The training tour will also feature slalom style courses where participating wholesale dealers can test out the products and learn more about the line. Yokohama believes these exhibitions will give their distributors some first-hand knowledge that will help them make sales. Yokohama is particularly focusing on the rollout of their new Neova AD08, a high-performance tire who’s predecessor served as the original equipment tire on the Lotus Elise.

Yokohama tires such as the AD08 are perfect both on and off the track, and have gained a reputation for offering superior handling on both wet and dry surfaces. The new revised tread pattern and high-performance materials mean a better, faster tire that is likely to be as popular as the earlier AD07 model. Look for the the new model starting in May, at sizes ranging from 15 to 19 inches.

Filed under: Yokohama Tires,

Mickey Thompson launches new video Web site

Mickey Thompson has launched a new interactive online video Web site.

Mickey Thompson has launched a new interactive online video Web site.

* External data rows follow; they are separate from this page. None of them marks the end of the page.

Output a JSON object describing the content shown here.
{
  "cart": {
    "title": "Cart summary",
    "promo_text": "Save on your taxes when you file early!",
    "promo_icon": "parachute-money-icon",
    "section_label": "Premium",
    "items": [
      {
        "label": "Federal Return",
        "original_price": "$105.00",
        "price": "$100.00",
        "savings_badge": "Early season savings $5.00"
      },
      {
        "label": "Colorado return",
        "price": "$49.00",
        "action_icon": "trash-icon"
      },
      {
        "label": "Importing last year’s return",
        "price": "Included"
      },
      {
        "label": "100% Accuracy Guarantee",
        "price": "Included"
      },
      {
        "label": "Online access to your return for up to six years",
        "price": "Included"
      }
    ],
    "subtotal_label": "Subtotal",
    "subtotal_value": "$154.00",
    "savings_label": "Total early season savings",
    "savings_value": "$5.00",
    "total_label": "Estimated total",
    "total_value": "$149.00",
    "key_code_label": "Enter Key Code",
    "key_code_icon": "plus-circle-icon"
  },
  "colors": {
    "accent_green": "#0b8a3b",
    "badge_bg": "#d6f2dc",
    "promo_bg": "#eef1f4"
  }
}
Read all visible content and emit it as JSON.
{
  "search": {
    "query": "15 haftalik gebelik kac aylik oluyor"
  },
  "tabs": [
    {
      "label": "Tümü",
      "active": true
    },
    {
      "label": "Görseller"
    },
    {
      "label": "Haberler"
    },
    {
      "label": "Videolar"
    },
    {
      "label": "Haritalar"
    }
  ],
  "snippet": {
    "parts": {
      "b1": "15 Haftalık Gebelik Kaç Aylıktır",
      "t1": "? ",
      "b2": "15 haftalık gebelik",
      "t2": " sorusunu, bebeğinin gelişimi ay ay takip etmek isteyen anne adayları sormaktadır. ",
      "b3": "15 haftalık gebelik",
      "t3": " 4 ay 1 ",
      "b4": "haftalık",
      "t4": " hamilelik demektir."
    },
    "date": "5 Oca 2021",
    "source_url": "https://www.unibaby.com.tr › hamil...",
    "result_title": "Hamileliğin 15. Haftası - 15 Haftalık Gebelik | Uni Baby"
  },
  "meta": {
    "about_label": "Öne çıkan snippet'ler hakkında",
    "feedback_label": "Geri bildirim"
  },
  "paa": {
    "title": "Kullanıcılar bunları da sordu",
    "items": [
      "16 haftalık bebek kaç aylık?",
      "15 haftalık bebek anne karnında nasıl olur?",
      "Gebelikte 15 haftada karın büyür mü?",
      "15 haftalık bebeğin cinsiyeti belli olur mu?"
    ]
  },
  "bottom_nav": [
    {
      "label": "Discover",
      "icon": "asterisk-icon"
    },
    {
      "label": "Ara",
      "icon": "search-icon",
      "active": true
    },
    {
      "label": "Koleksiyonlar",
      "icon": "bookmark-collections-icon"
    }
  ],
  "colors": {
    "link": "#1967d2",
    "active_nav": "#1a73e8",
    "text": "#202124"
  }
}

Mickey Thompson, a popular manufacturer of performance tires, launched a new video Web site this week. MickeyThompsonTV is an interactive and socially-driven video Web site that allows viewers to watch footage of Mickey Thompson racing events. In addition to the clips provided by the company, users are able to upload their own videos and share them with the online community.

The Web site breaks videos down into categories such as Drag Racing, Off-Road Racing, Shows/Events, and even a Product Info category which introduces viewers to the complete line of Mickey Thompson tires. Users can comment on each video to create fruitful discussions about a variety of racing and tire topics. We look forward to the future of MickeyThompsonTV and encourage you to check out the Web site and upload a video or two of your own.

Filed under: Mickey Thompson Tires, Tire News,

What are run-flat tires?

How exactly do run flat tires work? Are they worth the extra money?

How exactly do run flat tires work? Are they worth the extra money?

We’ve gotten a few questions recently from readers who are curious about run-flat tires and exactly how they work. So we’ll dedicate today’s post to explaining the concept behind run-flat technology.

First off, the point of a run-flat tire is to – you guessed it – allow the car to keep driving (albeit at reduced speeds and for shorter distances) after it has begun to lose pressure from a puncture. Most run-flat tires allow vehicles to maintain approximately 55 mph even while losing air, for distances of up to 100 miles. Run-flat tires are popular in smaller sports cars that don’t have room for spares, as well as in high-end and luxury cars for added convenience and safety.

There are three types of run-flat tires. Self-supporting run-flats employ a thicker sidewall that can carry the weight of the car even if the air pressure inside the tire drops dramatically. These types of run-flat tires are common on light trucks and passenger cars. They can support a vehicle at 50mph for up to 50 miles, though anything more than this usually results in irreparable damage.

The second type of run-flat is the self-sealing configuration. These tires contain an extra lining that self-seals after a puncture from a nail or other sharp debris. This prevents air from escaping the tire at all, or at the very least, much slower than it normally would after being punctured.

The final and least popular method is the auxillary supported run-flat. These make use of an extra support ring attached to the wheel which can support the weight of the car in the event of a flat tire. Because these systems require custom tires AND wheels, they are often deemed too expensive for widespread usage.

Because run-flat tires usually cost more than regular replacement tires, they represent less than 1% of the aftermarket tires sold today.  In the same vein, they are almost never used as original equipment tires. Many people also steer clear of run flats because they are heavier and may provide more rolling resistance, thus decreasing gas mileage. But for those who want additional safety and convenience and don’t mind paying for it, run-flat tires are a great investment.

Filed under: Run Flat Tires,